··· MATERIAL FOR THE TASK
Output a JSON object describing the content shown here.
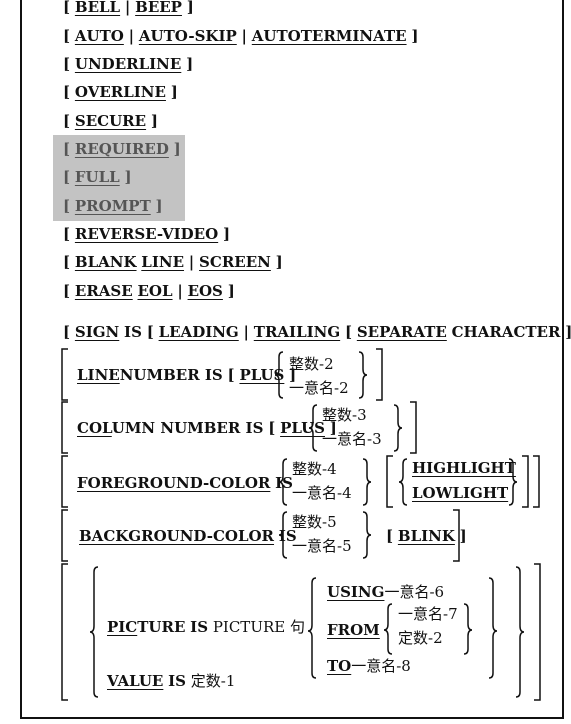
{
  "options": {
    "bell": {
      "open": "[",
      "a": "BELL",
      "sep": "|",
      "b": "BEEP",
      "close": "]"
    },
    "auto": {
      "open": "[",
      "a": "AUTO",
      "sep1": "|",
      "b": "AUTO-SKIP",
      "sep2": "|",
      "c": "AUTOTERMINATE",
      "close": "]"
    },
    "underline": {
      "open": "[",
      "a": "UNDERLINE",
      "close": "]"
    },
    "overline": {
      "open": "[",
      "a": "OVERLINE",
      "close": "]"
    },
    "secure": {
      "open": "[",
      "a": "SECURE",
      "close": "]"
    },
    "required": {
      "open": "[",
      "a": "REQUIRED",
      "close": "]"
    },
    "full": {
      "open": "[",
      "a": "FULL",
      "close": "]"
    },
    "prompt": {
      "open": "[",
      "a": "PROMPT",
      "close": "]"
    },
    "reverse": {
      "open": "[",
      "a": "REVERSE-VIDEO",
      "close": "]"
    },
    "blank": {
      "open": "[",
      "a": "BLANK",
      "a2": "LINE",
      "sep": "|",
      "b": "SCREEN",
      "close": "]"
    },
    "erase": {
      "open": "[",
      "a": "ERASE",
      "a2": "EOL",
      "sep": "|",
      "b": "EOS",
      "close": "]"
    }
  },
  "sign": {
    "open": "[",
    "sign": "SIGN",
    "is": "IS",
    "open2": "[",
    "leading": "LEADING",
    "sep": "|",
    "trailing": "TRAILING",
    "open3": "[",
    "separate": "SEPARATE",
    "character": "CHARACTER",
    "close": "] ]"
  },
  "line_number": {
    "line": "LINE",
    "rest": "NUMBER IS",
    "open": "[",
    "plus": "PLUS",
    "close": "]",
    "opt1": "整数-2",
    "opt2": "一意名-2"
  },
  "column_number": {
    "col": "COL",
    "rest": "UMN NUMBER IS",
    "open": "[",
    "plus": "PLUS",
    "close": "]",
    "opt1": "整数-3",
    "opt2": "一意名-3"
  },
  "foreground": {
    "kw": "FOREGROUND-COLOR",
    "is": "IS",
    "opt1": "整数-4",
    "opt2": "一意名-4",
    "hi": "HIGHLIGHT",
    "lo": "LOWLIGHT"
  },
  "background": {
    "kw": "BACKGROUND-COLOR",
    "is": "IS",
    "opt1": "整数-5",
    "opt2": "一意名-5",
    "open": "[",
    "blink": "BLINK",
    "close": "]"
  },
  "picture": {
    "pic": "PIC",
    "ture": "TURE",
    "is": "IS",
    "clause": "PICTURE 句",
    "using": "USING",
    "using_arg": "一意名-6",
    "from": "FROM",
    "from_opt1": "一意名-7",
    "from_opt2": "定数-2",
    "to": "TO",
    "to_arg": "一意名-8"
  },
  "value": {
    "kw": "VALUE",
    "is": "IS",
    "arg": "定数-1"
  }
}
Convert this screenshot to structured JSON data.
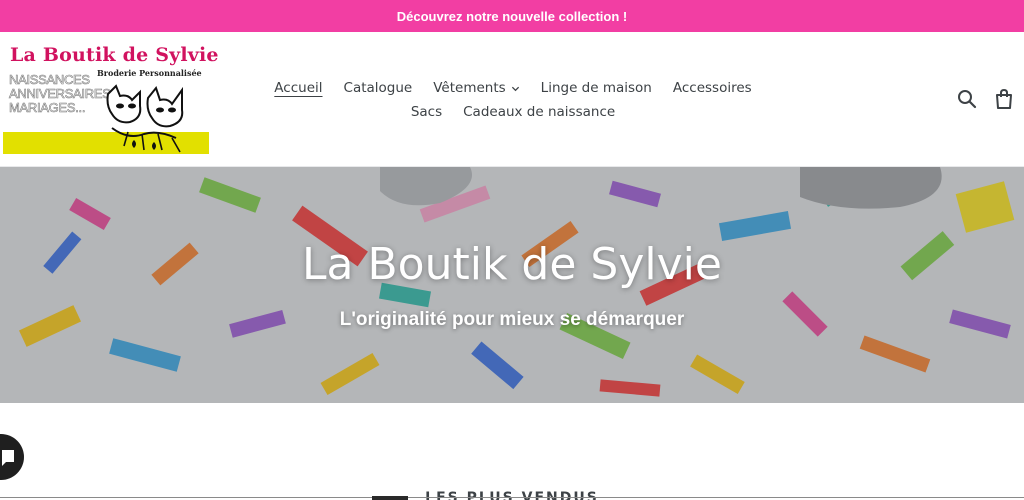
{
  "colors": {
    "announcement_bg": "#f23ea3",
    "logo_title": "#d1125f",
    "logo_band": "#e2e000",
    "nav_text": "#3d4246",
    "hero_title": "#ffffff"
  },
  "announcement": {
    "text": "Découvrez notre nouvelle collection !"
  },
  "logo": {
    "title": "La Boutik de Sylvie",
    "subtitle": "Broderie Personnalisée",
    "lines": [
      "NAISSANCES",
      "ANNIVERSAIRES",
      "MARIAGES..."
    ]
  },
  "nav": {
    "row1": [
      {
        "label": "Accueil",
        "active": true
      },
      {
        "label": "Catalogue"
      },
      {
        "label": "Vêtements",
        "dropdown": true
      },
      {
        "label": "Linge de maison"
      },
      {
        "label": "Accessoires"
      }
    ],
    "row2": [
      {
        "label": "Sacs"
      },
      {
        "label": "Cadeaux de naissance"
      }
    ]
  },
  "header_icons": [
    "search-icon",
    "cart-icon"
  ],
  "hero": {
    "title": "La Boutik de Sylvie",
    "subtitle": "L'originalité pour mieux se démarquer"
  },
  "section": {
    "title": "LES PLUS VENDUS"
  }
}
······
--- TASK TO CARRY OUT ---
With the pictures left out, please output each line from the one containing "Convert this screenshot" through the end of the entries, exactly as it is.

--- TASK RESULT ---
Convert this screenshot to structured JSON data.
{
  "colors": {
    "announcement_bg": "#f23ea3",
    "logo_title": "#d1125f",
    "logo_band": "#e2e000",
    "nav_text": "#3d4246",
    "hero_title": "#ffffff"
  },
  "announcement": {
    "text": "Découvrez notre nouvelle collection !"
  },
  "logo": {
    "title": "La Boutik de Sylvie",
    "subtitle": "Broderie Personnalisée",
    "lines": [
      "NAISSANCES",
      "ANNIVERSAIRES",
      "MARIAGES..."
    ]
  },
  "nav": {
    "row1": [
      {
        "label": "Accueil",
        "active": true
      },
      {
        "label": "Catalogue"
      },
      {
        "label": "Vêtements",
        "dropdown": true
      },
      {
        "label": "Linge de maison"
      },
      {
        "label": "Accessoires"
      }
    ],
    "row2": [
      {
        "label": "Sacs"
      },
      {
        "label": "Cadeaux de naissance"
      }
    ]
  },
  "header_icons": [
    "search-icon",
    "cart-icon"
  ],
  "hero": {
    "title": "La Boutik de Sylvie",
    "subtitle": "L'originalité pour mieux se démarquer"
  },
  "section": {
    "title": "LES PLUS VENDUS"
  }
}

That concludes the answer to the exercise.